  • 2009 - 2011
  • Various sizes from 1.5" High to 4" High each house

Little Houses

A series of 19 ceramic tile houses for a one-person exhibition at Turman Larison Contemporary, Helena, Montana

  • February - March 2009

Tile Cups

Water-jet cut glazed terra-cotta tiles, multiple firings with ceramic decals, china paint and gold luster (mounted into black wood frames)

  • 2007 - 2008
  • 10" High x 10" Wide x 1.5" Deep

Table Collaboration

A collaboration between Helena furniture maker and gallery owner Al Swanson and Robert Harrison. Water-jet cut glazed terra-cotta tile, with ceramic decals and gold luster

  • 2007
  • 12" x 12" square inlayed into hand-made black-stained wood table 18" square by 28" tall

Prairie Icon Series

Hand-altered wet brick, fired to cone 10 in a salt/soda atmosphere, with slips and gold luster

  • 2005 - 2006
  • Multiple sections average 9" High x 9" Wide x 9" Deep

Clay Windows: Light Radiators 2003

Hand built porcelain, with wedged feldspar, wood-fired to cone 12, with gold luster and wood bases

  • 2003
  • Pieces range between 12" and 14" High x 7" Wide x 3" Deep

Stack Arch Studies

Hand-built earthenware with glazes

  • 2001
  • Sizes range from 8.5" High x 8" Wide x 4.5" Deep to 9.75" High x 11" Wide x 5.5" Deep

New Clay Windows: Light Radiators 2001

Wood-fired porcelain, gold luster

  • 2001
  • Sizes range from 9" High x 9" Wide x 5" Deep to 17" High x 13.5" Wide x 8" Deep

Studio Interior

A selection of images taken of the interior of the studio.
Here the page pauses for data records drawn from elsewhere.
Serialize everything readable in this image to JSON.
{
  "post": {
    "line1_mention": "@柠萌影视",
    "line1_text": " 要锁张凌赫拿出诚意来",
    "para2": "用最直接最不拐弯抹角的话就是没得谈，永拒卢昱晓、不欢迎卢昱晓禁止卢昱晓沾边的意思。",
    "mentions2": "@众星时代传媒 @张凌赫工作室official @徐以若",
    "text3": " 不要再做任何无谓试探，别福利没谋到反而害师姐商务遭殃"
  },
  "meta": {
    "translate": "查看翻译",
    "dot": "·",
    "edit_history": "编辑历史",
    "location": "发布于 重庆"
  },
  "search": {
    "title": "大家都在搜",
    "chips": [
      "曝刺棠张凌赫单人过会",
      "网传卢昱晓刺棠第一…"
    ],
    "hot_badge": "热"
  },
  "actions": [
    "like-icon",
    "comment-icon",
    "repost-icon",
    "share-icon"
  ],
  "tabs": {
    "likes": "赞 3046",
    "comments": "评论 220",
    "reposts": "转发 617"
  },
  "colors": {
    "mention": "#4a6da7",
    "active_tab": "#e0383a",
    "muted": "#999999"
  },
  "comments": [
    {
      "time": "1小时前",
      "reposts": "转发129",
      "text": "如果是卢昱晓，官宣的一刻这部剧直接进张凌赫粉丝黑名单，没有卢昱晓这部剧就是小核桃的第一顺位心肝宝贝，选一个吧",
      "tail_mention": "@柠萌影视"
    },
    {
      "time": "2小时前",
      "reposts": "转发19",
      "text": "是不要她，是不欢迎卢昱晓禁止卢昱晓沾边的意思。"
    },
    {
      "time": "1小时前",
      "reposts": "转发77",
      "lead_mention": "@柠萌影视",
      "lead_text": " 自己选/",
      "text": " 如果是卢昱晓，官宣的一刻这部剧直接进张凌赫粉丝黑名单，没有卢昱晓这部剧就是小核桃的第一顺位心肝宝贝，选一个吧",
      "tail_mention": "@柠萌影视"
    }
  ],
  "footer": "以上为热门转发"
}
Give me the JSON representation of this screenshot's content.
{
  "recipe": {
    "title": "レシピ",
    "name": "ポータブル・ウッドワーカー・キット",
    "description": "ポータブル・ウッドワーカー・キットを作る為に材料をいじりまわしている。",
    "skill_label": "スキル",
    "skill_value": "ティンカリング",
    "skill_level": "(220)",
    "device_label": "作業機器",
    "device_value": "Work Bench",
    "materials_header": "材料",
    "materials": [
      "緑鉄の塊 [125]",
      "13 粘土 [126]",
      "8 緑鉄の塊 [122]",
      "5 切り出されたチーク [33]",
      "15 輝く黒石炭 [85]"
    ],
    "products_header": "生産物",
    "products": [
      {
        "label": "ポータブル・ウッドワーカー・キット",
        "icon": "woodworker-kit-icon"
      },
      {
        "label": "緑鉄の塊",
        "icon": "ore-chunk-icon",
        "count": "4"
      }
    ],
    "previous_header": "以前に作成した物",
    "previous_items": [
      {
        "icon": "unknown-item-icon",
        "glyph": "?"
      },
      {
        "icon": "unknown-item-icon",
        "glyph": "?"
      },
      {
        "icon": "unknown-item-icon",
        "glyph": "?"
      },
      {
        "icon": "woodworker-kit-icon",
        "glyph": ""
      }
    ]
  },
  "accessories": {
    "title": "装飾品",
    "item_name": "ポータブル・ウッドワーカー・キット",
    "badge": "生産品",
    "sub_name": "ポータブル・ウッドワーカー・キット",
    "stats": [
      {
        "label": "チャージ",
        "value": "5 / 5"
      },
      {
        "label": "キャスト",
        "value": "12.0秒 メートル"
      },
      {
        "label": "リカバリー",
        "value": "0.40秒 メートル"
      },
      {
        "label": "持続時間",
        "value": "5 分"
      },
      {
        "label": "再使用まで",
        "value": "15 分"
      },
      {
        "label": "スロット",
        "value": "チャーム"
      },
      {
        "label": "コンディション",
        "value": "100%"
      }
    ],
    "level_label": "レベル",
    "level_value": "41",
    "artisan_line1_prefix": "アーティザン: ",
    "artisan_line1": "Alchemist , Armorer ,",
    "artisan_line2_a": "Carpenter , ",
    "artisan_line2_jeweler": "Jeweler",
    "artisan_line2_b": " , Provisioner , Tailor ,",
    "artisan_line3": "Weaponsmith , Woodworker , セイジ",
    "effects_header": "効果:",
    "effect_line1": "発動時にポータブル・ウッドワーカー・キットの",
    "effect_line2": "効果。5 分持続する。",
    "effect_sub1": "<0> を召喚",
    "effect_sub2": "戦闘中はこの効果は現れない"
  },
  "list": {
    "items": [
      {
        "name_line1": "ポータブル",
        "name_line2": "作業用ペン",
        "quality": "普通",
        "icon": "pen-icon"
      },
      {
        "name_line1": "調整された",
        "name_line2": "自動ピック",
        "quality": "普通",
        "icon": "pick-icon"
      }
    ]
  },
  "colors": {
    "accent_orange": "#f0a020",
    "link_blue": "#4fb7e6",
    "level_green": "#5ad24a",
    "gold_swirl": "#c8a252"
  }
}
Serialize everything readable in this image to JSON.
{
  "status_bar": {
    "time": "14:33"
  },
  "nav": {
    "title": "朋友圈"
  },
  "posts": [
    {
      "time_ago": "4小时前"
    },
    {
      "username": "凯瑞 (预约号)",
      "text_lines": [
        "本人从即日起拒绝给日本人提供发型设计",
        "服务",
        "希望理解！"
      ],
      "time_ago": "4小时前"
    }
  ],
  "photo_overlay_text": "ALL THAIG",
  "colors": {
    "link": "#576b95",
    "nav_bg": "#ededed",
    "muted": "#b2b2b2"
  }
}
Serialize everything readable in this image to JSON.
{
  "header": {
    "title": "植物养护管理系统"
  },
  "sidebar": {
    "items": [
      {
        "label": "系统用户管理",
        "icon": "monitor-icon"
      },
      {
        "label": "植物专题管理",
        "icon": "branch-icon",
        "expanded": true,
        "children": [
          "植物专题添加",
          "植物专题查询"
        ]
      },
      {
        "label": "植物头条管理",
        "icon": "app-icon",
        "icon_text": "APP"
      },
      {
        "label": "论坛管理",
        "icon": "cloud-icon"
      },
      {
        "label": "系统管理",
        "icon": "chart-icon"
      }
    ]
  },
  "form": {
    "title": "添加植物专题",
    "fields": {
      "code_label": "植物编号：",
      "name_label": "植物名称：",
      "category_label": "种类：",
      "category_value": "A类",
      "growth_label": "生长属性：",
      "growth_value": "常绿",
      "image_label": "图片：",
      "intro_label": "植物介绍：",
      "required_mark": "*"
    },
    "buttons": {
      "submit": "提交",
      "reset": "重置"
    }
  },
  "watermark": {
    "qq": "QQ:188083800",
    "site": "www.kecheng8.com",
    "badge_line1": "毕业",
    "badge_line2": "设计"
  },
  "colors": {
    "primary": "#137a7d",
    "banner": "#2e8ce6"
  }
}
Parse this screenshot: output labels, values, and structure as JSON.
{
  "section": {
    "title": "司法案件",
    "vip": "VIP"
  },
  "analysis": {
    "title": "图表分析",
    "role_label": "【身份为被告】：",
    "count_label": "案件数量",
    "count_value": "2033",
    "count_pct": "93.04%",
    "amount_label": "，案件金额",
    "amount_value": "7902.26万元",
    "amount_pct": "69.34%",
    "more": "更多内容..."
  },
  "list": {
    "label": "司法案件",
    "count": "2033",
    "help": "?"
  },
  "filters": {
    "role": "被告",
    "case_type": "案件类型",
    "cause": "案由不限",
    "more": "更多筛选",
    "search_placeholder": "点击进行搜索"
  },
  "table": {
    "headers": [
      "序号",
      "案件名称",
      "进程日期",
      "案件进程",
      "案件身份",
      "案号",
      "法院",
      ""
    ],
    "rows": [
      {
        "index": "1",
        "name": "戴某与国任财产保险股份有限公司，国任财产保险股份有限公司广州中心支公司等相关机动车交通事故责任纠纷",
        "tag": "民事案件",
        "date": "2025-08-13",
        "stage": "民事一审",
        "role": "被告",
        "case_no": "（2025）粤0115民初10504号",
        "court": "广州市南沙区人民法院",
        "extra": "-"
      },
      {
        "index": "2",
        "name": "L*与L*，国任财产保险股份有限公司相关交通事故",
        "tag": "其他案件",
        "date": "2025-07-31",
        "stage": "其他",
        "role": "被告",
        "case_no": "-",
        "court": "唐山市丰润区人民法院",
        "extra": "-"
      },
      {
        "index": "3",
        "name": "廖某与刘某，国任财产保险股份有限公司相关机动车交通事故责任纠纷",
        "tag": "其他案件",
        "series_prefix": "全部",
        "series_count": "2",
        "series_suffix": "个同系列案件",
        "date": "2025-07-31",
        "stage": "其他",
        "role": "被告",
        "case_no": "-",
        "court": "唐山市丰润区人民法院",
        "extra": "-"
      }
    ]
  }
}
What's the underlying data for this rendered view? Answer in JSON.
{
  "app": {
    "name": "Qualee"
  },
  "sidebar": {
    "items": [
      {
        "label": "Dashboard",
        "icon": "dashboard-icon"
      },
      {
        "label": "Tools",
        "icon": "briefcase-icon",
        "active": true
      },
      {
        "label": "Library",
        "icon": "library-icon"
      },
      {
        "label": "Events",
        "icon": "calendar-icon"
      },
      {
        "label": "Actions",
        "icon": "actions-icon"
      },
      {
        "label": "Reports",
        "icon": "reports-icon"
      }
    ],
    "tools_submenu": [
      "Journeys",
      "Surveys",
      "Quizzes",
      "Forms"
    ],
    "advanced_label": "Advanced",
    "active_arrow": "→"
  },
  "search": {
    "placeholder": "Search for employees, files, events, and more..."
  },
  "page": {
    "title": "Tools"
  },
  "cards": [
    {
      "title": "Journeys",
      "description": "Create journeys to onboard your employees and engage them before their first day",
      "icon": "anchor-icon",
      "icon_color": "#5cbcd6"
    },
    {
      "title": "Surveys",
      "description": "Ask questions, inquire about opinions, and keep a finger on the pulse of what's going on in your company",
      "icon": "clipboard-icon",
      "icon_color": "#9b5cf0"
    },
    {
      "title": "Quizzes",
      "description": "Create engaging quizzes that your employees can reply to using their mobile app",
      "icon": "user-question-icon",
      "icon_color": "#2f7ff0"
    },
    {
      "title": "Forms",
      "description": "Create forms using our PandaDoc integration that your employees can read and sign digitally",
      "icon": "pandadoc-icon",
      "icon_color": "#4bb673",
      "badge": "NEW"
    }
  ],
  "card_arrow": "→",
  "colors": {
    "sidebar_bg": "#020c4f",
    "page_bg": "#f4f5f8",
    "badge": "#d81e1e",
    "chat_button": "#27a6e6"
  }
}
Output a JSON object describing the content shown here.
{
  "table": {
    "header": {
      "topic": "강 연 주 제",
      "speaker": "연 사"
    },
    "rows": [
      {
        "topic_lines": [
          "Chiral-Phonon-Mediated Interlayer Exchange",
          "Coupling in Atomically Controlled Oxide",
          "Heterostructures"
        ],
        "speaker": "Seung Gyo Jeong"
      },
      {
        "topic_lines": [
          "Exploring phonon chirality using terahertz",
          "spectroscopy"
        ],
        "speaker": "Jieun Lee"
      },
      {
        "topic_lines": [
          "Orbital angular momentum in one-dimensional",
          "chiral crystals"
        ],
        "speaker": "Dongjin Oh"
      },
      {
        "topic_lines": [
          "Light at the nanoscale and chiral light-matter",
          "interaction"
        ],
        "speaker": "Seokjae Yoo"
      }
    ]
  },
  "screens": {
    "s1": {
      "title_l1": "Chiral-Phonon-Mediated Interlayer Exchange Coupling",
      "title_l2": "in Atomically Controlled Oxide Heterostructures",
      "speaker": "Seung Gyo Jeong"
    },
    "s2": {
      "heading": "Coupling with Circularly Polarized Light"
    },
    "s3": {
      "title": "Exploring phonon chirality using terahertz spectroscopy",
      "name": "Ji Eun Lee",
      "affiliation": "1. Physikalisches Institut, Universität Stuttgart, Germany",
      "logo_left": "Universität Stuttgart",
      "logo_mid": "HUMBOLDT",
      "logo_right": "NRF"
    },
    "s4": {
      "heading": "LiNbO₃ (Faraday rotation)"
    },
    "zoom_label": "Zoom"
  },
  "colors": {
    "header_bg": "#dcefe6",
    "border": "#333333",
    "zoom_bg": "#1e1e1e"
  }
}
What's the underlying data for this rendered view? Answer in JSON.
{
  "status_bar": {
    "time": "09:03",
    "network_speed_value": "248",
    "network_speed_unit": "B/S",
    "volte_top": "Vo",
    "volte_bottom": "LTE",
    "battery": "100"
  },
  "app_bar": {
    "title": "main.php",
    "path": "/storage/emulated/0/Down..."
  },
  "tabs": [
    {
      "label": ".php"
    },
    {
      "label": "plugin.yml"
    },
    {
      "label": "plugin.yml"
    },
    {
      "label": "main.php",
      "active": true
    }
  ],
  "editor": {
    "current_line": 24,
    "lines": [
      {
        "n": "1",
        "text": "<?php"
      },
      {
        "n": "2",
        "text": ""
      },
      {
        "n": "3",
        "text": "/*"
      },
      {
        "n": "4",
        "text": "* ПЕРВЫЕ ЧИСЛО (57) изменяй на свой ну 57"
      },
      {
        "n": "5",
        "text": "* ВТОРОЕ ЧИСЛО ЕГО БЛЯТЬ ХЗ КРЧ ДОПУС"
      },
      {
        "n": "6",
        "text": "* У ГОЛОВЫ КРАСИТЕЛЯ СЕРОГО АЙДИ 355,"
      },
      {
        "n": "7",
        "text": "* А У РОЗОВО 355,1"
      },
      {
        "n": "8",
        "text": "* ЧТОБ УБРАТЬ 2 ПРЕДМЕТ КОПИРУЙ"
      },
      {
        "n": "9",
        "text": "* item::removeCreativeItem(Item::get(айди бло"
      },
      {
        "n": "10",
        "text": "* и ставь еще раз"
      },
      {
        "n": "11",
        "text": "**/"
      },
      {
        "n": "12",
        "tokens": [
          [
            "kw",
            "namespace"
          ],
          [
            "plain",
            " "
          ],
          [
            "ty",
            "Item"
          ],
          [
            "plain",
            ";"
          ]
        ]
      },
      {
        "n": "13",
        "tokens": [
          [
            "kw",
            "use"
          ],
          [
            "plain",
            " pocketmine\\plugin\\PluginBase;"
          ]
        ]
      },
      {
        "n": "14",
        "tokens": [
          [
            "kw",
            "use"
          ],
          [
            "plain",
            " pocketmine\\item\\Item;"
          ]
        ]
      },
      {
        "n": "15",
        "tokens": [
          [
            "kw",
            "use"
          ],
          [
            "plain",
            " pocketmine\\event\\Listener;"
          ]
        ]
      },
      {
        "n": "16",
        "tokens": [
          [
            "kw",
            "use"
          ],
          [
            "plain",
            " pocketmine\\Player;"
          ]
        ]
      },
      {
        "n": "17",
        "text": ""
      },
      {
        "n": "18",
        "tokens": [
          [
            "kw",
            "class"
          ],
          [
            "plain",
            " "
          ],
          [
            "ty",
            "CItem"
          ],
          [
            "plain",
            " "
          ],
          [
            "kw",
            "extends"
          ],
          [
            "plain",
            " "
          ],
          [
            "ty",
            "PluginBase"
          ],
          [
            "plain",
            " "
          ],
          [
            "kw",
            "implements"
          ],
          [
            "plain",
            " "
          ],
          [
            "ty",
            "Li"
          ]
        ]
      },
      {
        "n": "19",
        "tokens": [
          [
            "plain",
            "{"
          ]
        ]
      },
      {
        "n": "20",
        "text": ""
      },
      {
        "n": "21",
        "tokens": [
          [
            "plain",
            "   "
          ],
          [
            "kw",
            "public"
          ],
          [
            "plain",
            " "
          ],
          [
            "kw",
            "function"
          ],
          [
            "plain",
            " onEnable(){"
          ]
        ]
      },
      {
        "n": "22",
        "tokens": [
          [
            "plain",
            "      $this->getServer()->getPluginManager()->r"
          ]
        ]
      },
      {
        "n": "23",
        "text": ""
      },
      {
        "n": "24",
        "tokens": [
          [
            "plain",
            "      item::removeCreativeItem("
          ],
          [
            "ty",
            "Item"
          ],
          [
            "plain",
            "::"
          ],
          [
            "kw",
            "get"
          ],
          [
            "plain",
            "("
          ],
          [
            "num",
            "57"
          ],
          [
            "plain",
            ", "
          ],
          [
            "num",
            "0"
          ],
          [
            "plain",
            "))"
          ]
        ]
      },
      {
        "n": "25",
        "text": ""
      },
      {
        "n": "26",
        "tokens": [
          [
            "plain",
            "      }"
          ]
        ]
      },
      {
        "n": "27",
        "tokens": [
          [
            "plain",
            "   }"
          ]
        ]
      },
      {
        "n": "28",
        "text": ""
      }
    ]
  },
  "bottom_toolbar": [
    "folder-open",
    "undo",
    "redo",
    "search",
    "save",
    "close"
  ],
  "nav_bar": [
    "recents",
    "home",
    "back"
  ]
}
Works in progress include: large-scale architectural installation works, planning for site-specific architectural works and ongoing ceramic sculptural pieces.

Clay Windows

Handbuilt earthenware with glazes, wood base

  • 2000
  • Sizes range from 8" Wide x 2" Deep x 8" High to 10" Wide x 2" Deep x 11"

Stack Studies

Glazed ceramic elements, wood

  • 1999
  • Sizes range from 27" High x 7" Wide x 7" Deep to 20" High x 10" Wide x 5" Deep

Millennium Shell Cups (Groupings)

Sculptural slip-cast cups, glazed and lustered

  • 1999
  • Sizes range from 4" to 8" diameter

Arch Studies

Glazed ceramic elements, wood, gold leaf

  • 1997
  • Sizes range from 16" High x 12" Wide x 9" Deep to 19" High x 15" Wide x 11" Deep

Chinese Dyptych

Glazed ceramic elements, hydrocal plaster, wood, paint

  • 1996
  • 30" High x 48" Wide x 5" Deep

Desert Dream

Glazed ceramic elements, hydrocal plaster, wood, paint

  • 1996
  • 29" High x 30" Wide x 6" Deep

Column Pair

Corrugated sheet metal, copper tubing, cement, rubber

  • 1995
  • 84" High x 24" Top Diameter

Broadwater Divider: Starry Night Revisited

Glazed ceramic elements, hydrocal plaster, wood, paint

  • 1993
  • 96" High x 72" Wide x 12" Deep

Rococo Teacup Icon

Glazed ceramic elements, hydrocal plaster, wood, paint, gold leaf

  • 1993
  • 24" high x 40" Wide x 5" Deep

Who is Madame DeLis?

Glazed ceramic elements, hydrocal plaster, wood, paint, gold leaf

  • 1993
  • 32" high x 30" Wide x 7" Deep

The Three Graces: Chinese Memories

Glazed ceramic elements, hydrocal plaster, wood, paint, gold leaf

  • 1993
  • 27" High x 27" Wide x 3" Deep

Blue Leaves Over Montana: Charlies Paisley Meadow

Glazed ceramic elements, hydrocal plaster, wood, paint, gold leaf

  • 1991
  • 29" High x 24" Wide x 4" Deep

The Birth of Venus DeMilo

Cast ceramic elements, hydrocal plaster, wood, paint, gold leaf

  • 1991
  • 36" High x 27" Wide x 4" Deep

T’ang Meets Yuan

Cast ceramic elements, hydrocal plaster, wood, gold leaf

  • 1991
  • 30" High x 25" Wide x 4" Deep

Palladian Dream: Rococo Reality

Cast ceramic elements, hydrocal plaster, wood, paint, gold leaf

  • 1991
  • 36" High x 28" Wide x 6" Deep

Architectural Window

Cast ceramic elements, hydrocal plaster,wood, paint

  • 1990
  • 38" High x 28" Wide x 6" Deep

Architectural Elements: Series Three

Hand pressed earthenware elements with terra sigelattas and glazes

  • 1989
  • 72" Long x 50" High x 10" Deep